My advice? Review every single activity that your sales force completes and then free them up to sell!
A 10% increase in time across a sales population can have massive impacts on the bottom line.
“Hey, I’m the sales manager. Remember me!”
2016 was the return of the sales manager.
There has been a real shift in emphasis in the value of effective sales management.
It’s a weird sentence to write down and you’d think that the importance of effective sales management would be a given; but many businesses throughout 2016 actually woke up to the reality that their sales managers could play a very important part in everyone achieving their quota.
Sales people need support. They not only need support to manage the inevitable ups and downs of the profession but they also need to receive effective sales coaching, accurate reporting, a healthy pipeline and accurate forecasts based on fact not fiction!
I saw a real shift in emphasis in the value of effective sales management.
No more shiny bright objects, please!
Being focused is always a big challenge for the modern day sales professional.
They don’t need any more shiny bright objects to chase! They have enough distractions with social, mobile, Big Data, CRM and all of the other technological enhancers out there.
So hand-in-hand with more effective sales management and a return to basics, there’s been a shift (albeit a tremor) in stripping everything back to enable your sales managers to train and coach and for your sales people in turn to just look after their clients.
Anything else was deemed superfluous!
The buyers journey starts with the first step – whatever it is!
Before the internet you could pretty much map out the buyer’s journey with a very high degree of accuracy.
“Agility” was one of the 2016 buzzwords.
Nowadays it’s not that straightforward.
Very rarely do you encounter a linear buyer journey. They can now be created from all angles and within 2016 we received feedback from our clients that their customers were coming from all different sources, some that they knew of and some that they had no idea of!
“Agility” was one of the 2016 buzzwords. Sales teams started to create frameworks instead of scripts so they could react to the specific circumstances of the buyer.
Open all hours
I don’t know whether this is a good trend or a bad trend. I know I myself fell into doing this...
When running a mastermind event earlier on in the year I asked 20 top sales people if they communicate with their prospects and clients “out of hours”.
I did explain what I meant by “communicate” and “out of hours”
By “communicate” I stipulated there had to be a two-way conversation. That could be over the telephone, Skype, text, email, Whatsapp or any form of social media.

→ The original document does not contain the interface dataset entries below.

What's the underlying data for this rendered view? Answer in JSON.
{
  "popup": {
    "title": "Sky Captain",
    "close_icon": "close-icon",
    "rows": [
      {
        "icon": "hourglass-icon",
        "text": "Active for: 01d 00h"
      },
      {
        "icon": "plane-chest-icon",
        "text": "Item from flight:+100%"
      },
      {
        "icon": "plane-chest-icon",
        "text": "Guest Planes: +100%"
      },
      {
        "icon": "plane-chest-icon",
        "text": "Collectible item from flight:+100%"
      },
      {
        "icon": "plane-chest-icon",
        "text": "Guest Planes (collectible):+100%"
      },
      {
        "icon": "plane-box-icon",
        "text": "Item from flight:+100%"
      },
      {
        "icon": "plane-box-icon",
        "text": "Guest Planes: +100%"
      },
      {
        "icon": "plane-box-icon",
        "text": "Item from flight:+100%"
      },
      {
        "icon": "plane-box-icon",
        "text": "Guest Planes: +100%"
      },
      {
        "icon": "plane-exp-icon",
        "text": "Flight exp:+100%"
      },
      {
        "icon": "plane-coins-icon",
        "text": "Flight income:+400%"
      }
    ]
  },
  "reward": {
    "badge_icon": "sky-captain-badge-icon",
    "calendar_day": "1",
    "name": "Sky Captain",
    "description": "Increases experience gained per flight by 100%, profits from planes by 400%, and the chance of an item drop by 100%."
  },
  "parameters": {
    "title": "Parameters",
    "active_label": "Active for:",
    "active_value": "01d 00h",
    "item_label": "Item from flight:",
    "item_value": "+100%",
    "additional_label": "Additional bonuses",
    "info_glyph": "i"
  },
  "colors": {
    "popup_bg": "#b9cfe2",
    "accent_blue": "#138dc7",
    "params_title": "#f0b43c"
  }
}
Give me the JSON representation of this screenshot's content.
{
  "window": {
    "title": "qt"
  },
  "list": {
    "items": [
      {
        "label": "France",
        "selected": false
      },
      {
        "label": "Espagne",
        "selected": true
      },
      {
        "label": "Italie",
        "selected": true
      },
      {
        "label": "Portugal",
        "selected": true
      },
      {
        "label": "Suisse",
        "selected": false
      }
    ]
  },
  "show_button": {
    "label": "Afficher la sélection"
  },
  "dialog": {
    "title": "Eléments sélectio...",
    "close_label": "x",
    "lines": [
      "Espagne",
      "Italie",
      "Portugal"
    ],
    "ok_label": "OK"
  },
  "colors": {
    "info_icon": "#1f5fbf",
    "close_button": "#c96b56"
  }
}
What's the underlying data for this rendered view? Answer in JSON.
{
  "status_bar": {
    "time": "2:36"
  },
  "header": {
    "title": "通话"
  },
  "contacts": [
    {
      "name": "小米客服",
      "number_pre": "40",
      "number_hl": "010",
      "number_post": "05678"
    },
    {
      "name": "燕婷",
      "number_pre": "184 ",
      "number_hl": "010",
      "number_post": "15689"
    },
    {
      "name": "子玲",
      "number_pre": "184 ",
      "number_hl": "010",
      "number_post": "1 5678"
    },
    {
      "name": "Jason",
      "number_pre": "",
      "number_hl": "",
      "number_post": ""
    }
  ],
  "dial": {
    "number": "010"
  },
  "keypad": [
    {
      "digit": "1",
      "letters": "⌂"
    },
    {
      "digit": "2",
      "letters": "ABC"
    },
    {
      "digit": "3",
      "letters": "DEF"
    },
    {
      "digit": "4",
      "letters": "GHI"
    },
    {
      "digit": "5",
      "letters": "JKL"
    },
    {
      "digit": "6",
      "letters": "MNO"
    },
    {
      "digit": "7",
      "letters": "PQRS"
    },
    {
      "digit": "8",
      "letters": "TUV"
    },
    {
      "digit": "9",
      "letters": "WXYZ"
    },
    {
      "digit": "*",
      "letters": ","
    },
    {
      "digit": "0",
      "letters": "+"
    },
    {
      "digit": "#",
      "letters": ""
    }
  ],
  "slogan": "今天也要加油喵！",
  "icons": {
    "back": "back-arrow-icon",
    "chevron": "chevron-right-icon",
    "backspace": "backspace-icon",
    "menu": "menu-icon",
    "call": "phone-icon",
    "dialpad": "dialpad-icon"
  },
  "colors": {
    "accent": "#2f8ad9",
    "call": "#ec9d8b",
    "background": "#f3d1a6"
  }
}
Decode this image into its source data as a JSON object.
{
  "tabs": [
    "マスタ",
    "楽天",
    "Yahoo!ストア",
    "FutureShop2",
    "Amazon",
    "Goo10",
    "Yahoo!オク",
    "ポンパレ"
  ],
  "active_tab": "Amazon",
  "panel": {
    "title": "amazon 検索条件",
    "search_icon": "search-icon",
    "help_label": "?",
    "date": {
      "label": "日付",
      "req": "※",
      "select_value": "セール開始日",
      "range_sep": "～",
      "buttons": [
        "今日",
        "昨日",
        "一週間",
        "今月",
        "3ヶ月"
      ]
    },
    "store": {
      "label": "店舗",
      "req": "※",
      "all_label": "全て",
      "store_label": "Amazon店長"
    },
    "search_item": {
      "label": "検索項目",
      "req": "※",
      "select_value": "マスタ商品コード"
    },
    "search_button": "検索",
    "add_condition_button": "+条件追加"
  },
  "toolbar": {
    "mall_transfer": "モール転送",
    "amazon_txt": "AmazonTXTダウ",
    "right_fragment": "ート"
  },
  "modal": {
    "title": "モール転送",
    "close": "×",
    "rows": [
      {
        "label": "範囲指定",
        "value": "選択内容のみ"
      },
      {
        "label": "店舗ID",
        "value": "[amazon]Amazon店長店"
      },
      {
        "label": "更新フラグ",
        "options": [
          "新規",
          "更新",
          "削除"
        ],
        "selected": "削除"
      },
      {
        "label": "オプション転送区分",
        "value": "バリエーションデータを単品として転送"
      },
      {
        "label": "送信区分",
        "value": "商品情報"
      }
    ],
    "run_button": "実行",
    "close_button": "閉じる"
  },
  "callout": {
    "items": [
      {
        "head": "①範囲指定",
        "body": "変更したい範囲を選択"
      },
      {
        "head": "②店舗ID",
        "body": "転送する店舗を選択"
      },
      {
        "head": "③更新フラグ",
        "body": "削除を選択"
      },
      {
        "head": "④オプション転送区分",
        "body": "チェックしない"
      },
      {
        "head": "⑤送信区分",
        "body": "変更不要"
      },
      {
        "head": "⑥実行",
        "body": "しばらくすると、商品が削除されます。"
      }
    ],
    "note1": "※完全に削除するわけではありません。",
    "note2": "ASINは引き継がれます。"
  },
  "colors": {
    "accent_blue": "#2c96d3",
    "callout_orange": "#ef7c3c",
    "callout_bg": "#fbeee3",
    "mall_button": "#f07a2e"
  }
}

There has to be a “to-ing” and “fro-ing” of information.
When I said “out of hours” I meant any communication before 8am in the morning and any communication after 7pm at night and any time at the weekend.
A staggering 80% around the table said that they had engaged with their prospects and clients based on these parameters. 75% of them went on to say that they won the business when this was the case.
There is a growing expectation of round-the-clock availability from both buyer and seller.
Another interesting point!
What this means (I think) is that there is an expectation of round-the-clock availability from both buyer and seller.
I know myself that if someone is trying to sell me and they are going out their way (without pestering) to be timely and are responding when I want a response then I am going to be more receptive and affiliative to them than their competitors.
If I send a question at 11am on a Saturday because it’s popped into my head and they respond at 11.30am - I am very pleased.
Of course, we could go down the route and conversation of whether it’s “right” to do this with work/life balance and all, but this is happening and it’s creating a competitive advantage for those that do it.
So there you have it; what a weird year 2016 was!
How was 2016 for you?
I’d love to hear your thoughts and any experiences or trends that you experienced.